● Work instruction
Report each line from the records where the string "true" turns up.

Data about app and page elements
:::::
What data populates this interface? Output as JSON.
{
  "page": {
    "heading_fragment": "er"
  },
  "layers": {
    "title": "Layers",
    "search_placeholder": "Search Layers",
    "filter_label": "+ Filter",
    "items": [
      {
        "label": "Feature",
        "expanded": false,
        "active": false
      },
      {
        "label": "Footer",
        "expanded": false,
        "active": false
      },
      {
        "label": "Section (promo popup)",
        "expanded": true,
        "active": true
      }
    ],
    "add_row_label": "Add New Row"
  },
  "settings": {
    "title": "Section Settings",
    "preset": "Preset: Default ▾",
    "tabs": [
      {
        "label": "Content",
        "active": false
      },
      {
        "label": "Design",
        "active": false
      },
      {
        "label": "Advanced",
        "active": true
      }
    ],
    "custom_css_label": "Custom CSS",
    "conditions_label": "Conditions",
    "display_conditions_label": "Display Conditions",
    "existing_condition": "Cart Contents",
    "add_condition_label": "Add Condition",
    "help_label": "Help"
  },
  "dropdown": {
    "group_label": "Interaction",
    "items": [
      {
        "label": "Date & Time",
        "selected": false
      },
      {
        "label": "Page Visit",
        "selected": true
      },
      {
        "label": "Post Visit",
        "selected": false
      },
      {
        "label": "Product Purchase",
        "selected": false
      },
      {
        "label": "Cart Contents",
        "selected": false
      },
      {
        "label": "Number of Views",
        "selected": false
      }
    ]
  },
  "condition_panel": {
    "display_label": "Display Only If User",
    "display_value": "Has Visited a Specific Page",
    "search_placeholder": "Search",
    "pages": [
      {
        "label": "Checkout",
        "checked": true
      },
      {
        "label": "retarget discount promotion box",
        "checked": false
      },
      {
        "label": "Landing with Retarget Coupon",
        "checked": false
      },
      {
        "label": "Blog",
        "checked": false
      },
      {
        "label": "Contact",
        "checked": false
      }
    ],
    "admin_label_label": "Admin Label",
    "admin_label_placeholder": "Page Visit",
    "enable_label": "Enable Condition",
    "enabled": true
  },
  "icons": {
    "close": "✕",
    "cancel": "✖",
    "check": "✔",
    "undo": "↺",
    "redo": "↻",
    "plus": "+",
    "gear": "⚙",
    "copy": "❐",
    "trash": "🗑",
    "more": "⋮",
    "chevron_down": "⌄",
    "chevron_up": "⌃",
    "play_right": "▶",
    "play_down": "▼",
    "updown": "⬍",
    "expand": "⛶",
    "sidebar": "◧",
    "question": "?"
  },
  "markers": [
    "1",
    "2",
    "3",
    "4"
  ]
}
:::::
● Reply to the task
        "expanded": true,
        "active": true
        "active": true
        "selected": true
        "checked": true
    "enabled": true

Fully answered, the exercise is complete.